Bob Marley & The Wailers: Bob Marley (vocals, acoustic & electric guitars, percussion); Aston "Familyman" Barrett (guitar, bass, keyboards, percussion); Junior Marvin (guitar, background vocals); Al Anderson (guitar); Tyrone Downie, Earl "Wya" Lindo (keyboards, percussion, background vocals); Carlton Barrett (drums, percussion); Alvin Patterson (percussion).
The I Threes: Rita Marley, Judy Mowatt, Marcia Griffiths (background vocals).
Producers: Bob Marley & The Wailers, Alex Sadkin.
Reissue producers: Bill Levenson, Maxine Stowe.
Recorded at Tuff Gong Recording Studio, Kingston, Jamaica. Originally released on Island (9542).
Digitally remastered by Ted Jensen (2001, Sterling Sound, New York, New York)
Personnel: Bob Marley (vocals, acoustic guitar, percussion); Junior Marvin (guitar, background vocals); Aston Barrett (keyboards, electric bass, percussion); Earl Lindo, Tyrone Downie (keyboards, percussion, background vocals); Carlton "Carly" Barrett (drums, percussion); Judy Mowatt, Marcia Griffiths, Rita Marley, I-Threes (background vocals).
Audio Mixers: Alex Sadkin; Bob Marley & the Wailers.
Recording information: Tuff Gong Recording Stuido, Kingston, Jamaica.
Author: Marcus Garvey.
Photographers: Adrian Boot; Neville Garrick.
Bob Marley And The Wailers' seventh studio album finds the masterful Jamaican singer turning his attentions away from purely domestic Caribbean matters to the African continent.
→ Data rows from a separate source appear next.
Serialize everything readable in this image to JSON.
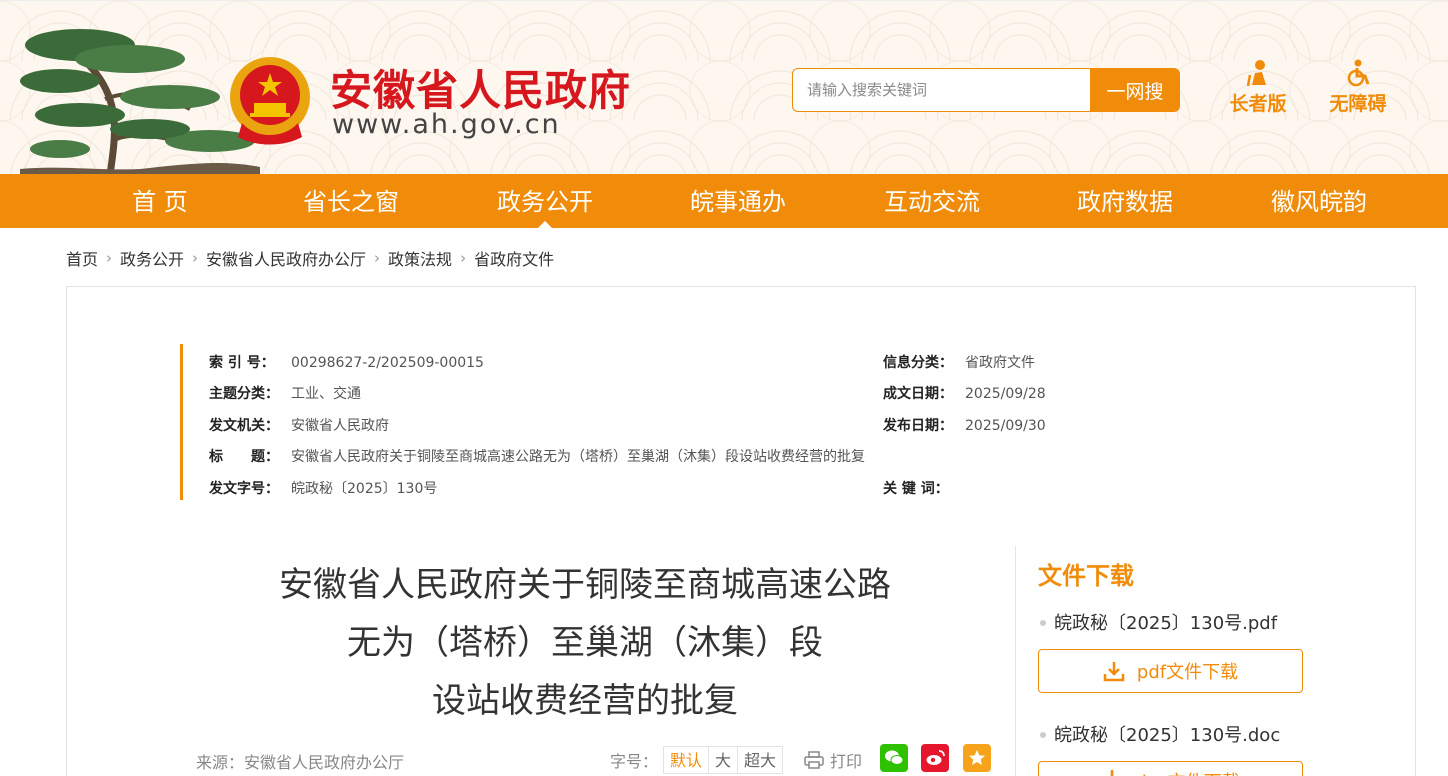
{
  "header": {
    "site_title": "安徽省人民政府",
    "site_url": "www.ah.gov.cn",
    "search": {
      "placeholder": "请输入搜索关键词",
      "button": "一网搜"
    },
    "elder_label": "长者版",
    "access_label": "无障碍",
    "colors": {
      "brand_red": "#d7171e",
      "accent_orange": "#f18c0a"
    }
  },
  "nav": {
    "items": [
      {
        "label": "首 页"
      },
      {
        "label": "省长之窗"
      },
      {
        "label": "政务公开",
        "active": true
      },
      {
        "label": "皖事通办"
      },
      {
        "label": "互动交流"
      },
      {
        "label": "政府数据"
      },
      {
        "label": "徽风皖韵"
      }
    ]
  },
  "breadcrumb": [
    "首页",
    "政务公开",
    "安徽省人民政府办公厅",
    "政策法规",
    "省政府文件"
  ],
  "meta": {
    "index_label": "索 引 号：",
    "index_value": "00298627-2/202509-00015",
    "category_label": "信息分类：",
    "category_value": "省政府文件",
    "topic_label": "主题分类：",
    "topic_value": "工业、交通",
    "written_label": "成文日期：",
    "written_value": "2025/09/28",
    "issuer_label": "发文机关：",
    "issuer_value": "安徽省人民政府",
    "published_label": "发布日期：",
    "published_value": "2025/09/30",
    "title_label": "标　　题：",
    "title_value": "安徽省人民政府关于铜陵至商城高速公路无为（塔桥）至巢湖（沐集）段设站收费经营的批复",
    "docno_label": "发文字号：",
    "docno_value": "皖政秘〔2025〕130号",
    "keywords_label": "关 键 词：",
    "keywords_value": ""
  },
  "document": {
    "title_lines": [
      "安徽省人民政府关于铜陵至商城高速公路",
      "无为（塔桥）至巢湖（沐集）段",
      "设站收费经营的批复"
    ],
    "source": "来源：安徽省人民政府办公厅",
    "font_size_label": "字号：",
    "font_sizes": [
      "默认",
      "大",
      "超大"
    ],
    "print_label": "打印"
  },
  "downloads": {
    "title": "文件下载",
    "items": [
      {
        "filename": "皖政秘〔2025〕130号.pdf",
        "button": "pdf文件下载"
      },
      {
        "filename": "皖政秘〔2025〕130号.doc",
        "button": "doc文件下载"
      }
    ]
  },
  "share": {
    "wechat_color": "#2dc100",
    "weibo_color": "#e6162d",
    "favorite_color": "#f7a21b"
  }
}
His songs had previously often cited Africa as both an influence and a final spiritual destination for Rastafarians; RASTAMAN VIBRATION's "War" had even named a laundry list of aggrieved nations struggling for freedom. But with SURVIVAL's "Africa Unite," and "Zimbabwe" in particular, Marley focuses for the first time both on solutions to the struggle, and on a specific nation and its fight against oppression--all to the Wailers' characteristically irrepressible skank.
"So Much Trouble in the World" is an apt scene setter for an overtly political album worldwide in its aspirations, while "Babylon System" ("is the vampire...") expertly skewers the West and its centuries-old involvement in Africa. Marley's strength as a songwriter, and the Wailers' strength as a band, is that they can perform an operation like this and still leave the victim smiling and happily tapping his feet as they stick the knife in. The album's highlight is unquestionably the inimitable "One Drop," an irresistibly danceable paean to the Rastafarian religion and the glory of the almighty beat.